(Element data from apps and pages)
◆ ◆ ◆
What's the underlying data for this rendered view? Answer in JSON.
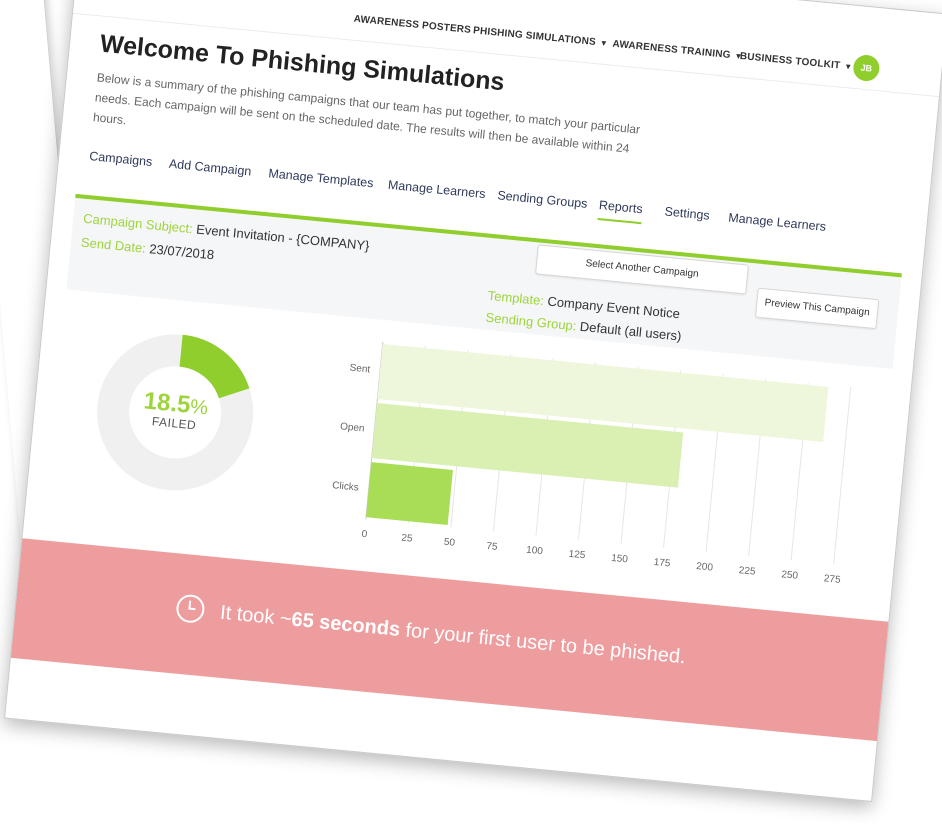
{
  "nav": {
    "items": [
      {
        "label": "AWARENESS POSTERS",
        "dropdown": false
      },
      {
        "label": "PHISHING SIMULATIONS",
        "dropdown": true
      },
      {
        "label": "AWARENESS TRAINING",
        "dropdown": true
      },
      {
        "label": "BUSINESS TOOLKIT",
        "dropdown": true
      }
    ],
    "avatar_initials": "JB"
  },
  "page": {
    "title": "Welcome To Phishing Simulations",
    "intro": "Below is a summary of the phishing campaigns that our team has put together, to match your particular needs. Each campaign will be sent on the scheduled date. The results will then be available within 24 hours."
  },
  "tabs": [
    {
      "label": "Campaigns"
    },
    {
      "label": "Add Campaign"
    },
    {
      "label": "Manage Templates"
    },
    {
      "label": "Manage Learners"
    },
    {
      "label": "Sending Groups"
    },
    {
      "label": "Reports",
      "active": true
    },
    {
      "label": "Settings"
    },
    {
      "label": "Manage Learners"
    }
  ],
  "campaign": {
    "subject_label": "Campaign Subject:",
    "subject_value": "Event Invitation - {COMPANY}",
    "send_date_label": "Send Date:",
    "send_date_value": "23/07/2018",
    "template_label": "Template:",
    "template_value": "Company Event Notice",
    "group_label": "Sending Group:",
    "group_value": "Default (all users)",
    "select_button": "Select Another Campaign",
    "preview_button": "Preview This Campaign"
  },
  "summary": {
    "failed_number": "18.5",
    "failed_percent_sign": "%",
    "failed_label": "FAILED",
    "failed_fraction": 0.185
  },
  "banner": {
    "prefix": "It took ~",
    "highlight": "65 seconds",
    "suffix": " for your first user to be phished."
  },
  "colors": {
    "accent": "#8fce2c",
    "banner": "#ee9d9f",
    "bar_sent": "#eef7dc",
    "bar_open": "#d9f0b2",
    "bar_clicks": "#a9dd56"
  },
  "chart_data": {
    "type": "bar",
    "orientation": "horizontal",
    "categories": [
      "Sent",
      "Open",
      "Clicks"
    ],
    "values": [
      262,
      180,
      48
    ],
    "xlim": [
      0,
      275
    ],
    "xticks": [
      0,
      25,
      50,
      75,
      100,
      125,
      150,
      175,
      200,
      225,
      250,
      275
    ],
    "grid": true
  }
}
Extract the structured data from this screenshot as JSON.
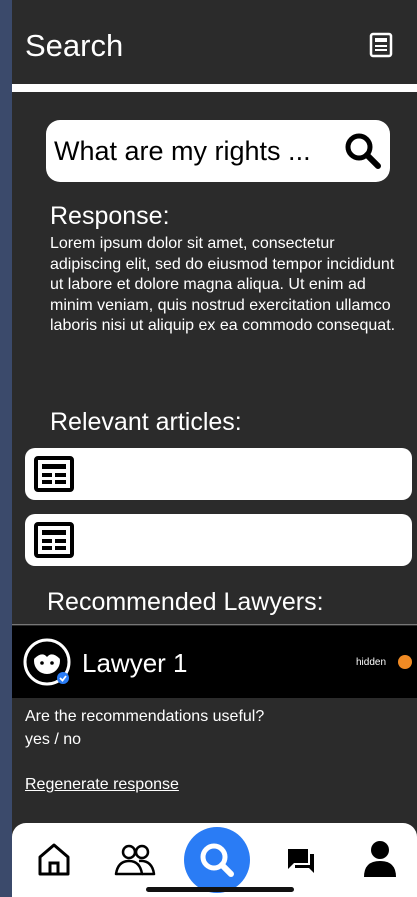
{
  "header": {
    "title": "Search"
  },
  "search": {
    "query": "What are my rights ..."
  },
  "response": {
    "label": "Response:",
    "text": "Lorem ipsum dolor sit amet, consectetur adipiscing elit, sed do eiusmod tempor incididunt ut labore et dolore magna aliqua. Ut enim ad minim veniam, quis nostrud exercitation ullamco laboris nisi ut aliquip ex ea commodo consequat."
  },
  "articles": {
    "label": "Relevant articles:",
    "items": [
      "",
      ""
    ]
  },
  "lawyers": {
    "label": "Recommended Lawyers:",
    "items": [
      {
        "name": "Lawyer 1",
        "status": "hidden",
        "status_color": "#f08a24"
      }
    ]
  },
  "feedback": {
    "question": "Are the recommendations useful?",
    "options": "yes / no"
  },
  "regenerate": {
    "label": "Regenerate response"
  },
  "tabbar": {
    "items": [
      "home-icon",
      "people-icon",
      "search-icon",
      "chat-icon",
      "profile-icon"
    ],
    "active": "search-icon",
    "accent": "#2a7cf5"
  }
}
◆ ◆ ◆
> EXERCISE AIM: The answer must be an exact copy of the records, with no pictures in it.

> WRITTEN RESPONSE:
What's the underlying data for this rendered view? Answer in JSON.
{
  "nav": {
    "items": [
      {
        "label": "AWARENESS POSTERS",
        "dropdown": false
      },
      {
        "label": "PHISHING SIMULATIONS",
        "dropdown": true
      },
      {
        "label": "AWARENESS TRAINING",
        "dropdown": true
      },
      {
        "label": "BUSINESS TOOLKIT",
        "dropdown": true
      }
    ],
    "avatar_initials": "JB"
  },
  "page": {
    "title": "Welcome To Phishing Simulations",
    "intro": "Below is a summary of the phishing campaigns that our team has put together, to match your particular needs. Each campaign will be sent on the scheduled date. The results will then be available within 24 hours."
  },
  "tabs": [
    {
      "label": "Campaigns"
    },
    {
      "label": "Add Campaign"
    },
    {
      "label": "Manage Templates"
    },
    {
      "label": "Manage Learners"
    },
    {
      "label": "Sending Groups"
    },
    {
      "label": "Reports",
      "active": true
    },
    {
      "label": "Settings"
    },
    {
      "label": "Manage Learners"
    }
  ],
  "campaign": {
    "subject_label": "Campaign Subject:",
    "subject_value": "Event Invitation - {COMPANY}",
    "send_date_label": "Send Date:",
    "send_date_value": "23/07/2018",
    "template_label": "Template:",
    "template_value": "Company Event Notice",
    "group_label": "Sending Group:",
    "group_value": "Default (all users)",
    "select_button": "Select Another Campaign",
    "preview_button": "Preview This Campaign"
  },
  "summary": {
    "failed_number": "18.5",
    "failed_percent_sign": "%",
    "failed_label": "FAILED",
    "failed_fraction": 0.185
  },
  "banner": {
    "prefix": "It took ~",
    "highlight": "65 seconds",
    "suffix": " for your first user to be phished."
  },
  "colors": {
    "accent": "#8fce2c",
    "banner": "#ee9d9f",
    "bar_sent": "#eef7dc",
    "bar_open": "#d9f0b2",
    "bar_clicks": "#a9dd56"
  },
  "chart_data": {
    "type": "bar",
    "orientation": "horizontal",
    "categories": [
      "Sent",
      "Open",
      "Clicks"
    ],
    "values": [
      262,
      180,
      48
    ],
    "xlim": [
      0,
      275
    ],
    "xticks": [
      0,
      25,
      50,
      75,
      100,
      125,
      150,
      175,
      200,
      225,
      250,
      275
    ],
    "grid": true
  }
}
Extract the structured data from this screenshot as JSON.
{
  "header": {
    "title": "Search"
  },
  "search": {
    "query": "What are my rights ..."
  },
  "response": {
    "label": "Response:",
    "text": "Lorem ipsum dolor sit amet, consectetur adipiscing elit, sed do eiusmod tempor incididunt ut labore et dolore magna aliqua. Ut enim ad minim veniam, quis nostrud exercitation ullamco laboris nisi ut aliquip ex ea commodo consequat."
  },
  "articles": {
    "label": "Relevant articles:",
    "items": [
      "",
      ""
    ]
  },
  "lawyers": {
    "label": "Recommended Lawyers:",
    "items": [
      {
        "name": "Lawyer 1",
        "status": "hidden",
        "status_color": "#f08a24"
      }
    ]
  },
  "feedback": {
    "question": "Are the recommendations useful?",
    "options": "yes / no"
  },
  "regenerate": {
    "label": "Regenerate response"
  },
  "tabbar": {
    "items": [
      "home-icon",
      "people-icon",
      "search-icon",
      "chat-icon",
      "profile-icon"
    ],
    "active": "search-icon",
    "accent": "#2a7cf5"
  }
}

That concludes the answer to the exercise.